Then I tell them, “You are going to write a piece of analysis on something about which you feel strongly and know a lot!” We will spend the next few days figuring out what some of those things might be!”
And then I launch a couple of days of activities designed to help students discover their passions — those they are already aware of and those that have laid dormant for years! (You can find these in chapter four of Beyond Literary Analysis.)
Turning Topic to Text
Hopefully, after a few days of exploring their passions even your most uninspired, slumped-in-her-seat writer will have a topic in mind about which she feels strongly and has lots of content knowledge. But that might not yet be a text ready for analysis.

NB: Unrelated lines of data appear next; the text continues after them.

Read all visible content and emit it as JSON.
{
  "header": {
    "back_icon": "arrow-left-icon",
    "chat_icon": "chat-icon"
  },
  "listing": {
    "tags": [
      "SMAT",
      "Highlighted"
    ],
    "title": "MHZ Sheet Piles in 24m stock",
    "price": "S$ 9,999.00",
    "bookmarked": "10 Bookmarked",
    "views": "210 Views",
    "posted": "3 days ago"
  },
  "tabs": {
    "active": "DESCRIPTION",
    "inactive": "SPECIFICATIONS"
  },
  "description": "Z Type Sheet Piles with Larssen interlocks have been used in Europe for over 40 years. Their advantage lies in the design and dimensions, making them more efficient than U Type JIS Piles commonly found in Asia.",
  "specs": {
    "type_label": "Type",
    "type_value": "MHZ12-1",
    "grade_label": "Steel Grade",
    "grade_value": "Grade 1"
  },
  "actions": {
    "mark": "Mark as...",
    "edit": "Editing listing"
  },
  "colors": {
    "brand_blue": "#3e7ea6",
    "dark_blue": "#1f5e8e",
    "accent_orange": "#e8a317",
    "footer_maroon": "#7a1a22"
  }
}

So now I tell my students, “We need to find a text buried within that topic you’ve discovered — and don’t worry, we can find a text in anything. A text is anything with a beginning, middle, and end that can be broken down into smaller pieces so that we can understand them and understand the whole thing in a different way. Let’s play a little game to see if we can tell what is a text and what is not a text!”
Here are my Text or Not a Text slides!
Y’all, kids catch on quickly! I have done this with seventh graders and with college-level high school seniors. With a few examples, 99% of students can bring their topic into a text. The key is almost always simply making it smaller and more specific.
The students who are still stuck can quickly become unstuck with a writing conference or by simply talking out their ideas with their peers.
Ready to Write
When everyone has a text, we are ready to start drafting in earnest, dipping into mini-lessons and feedback along the way. Take a breath — this was a hyperspeed fly-by. Perhaps you’re thinking, “Uhhhh…that’s it?” Yeah, it really is. You and I have been set up to believe that analysis is big and serious and scary, but when we begin by showing students what analysis looks like in the real world they will instantly recognize it. This is what they’re reading before they buy a new video game and after last night’s concert, and in anticipation of the next professional sports draft. They might not have the lingo yet, but they know analysis. And if we let it be fun and casual (and also smart and nuanced) they will be able to dive in, unfolding their brains and sharing what they know most about.
What do you think? Ready to jump in? Do you have different words you use that makes the work of analysis clear to students? Please share in the comments below, with me on Twitter @RebekahODell1, or on Facebook.
Thank you! This post was so, so helpful. After some trial and error, I had to add that a text must also be accessible to the general public (so anyone could, theoretically, familiarize themselves with the text and analyze it). Without this piece, I had students wanting to analyze personal memories or experiences and I was struggling to explain why they didn’t qualify.
Does that seem like a fair addition?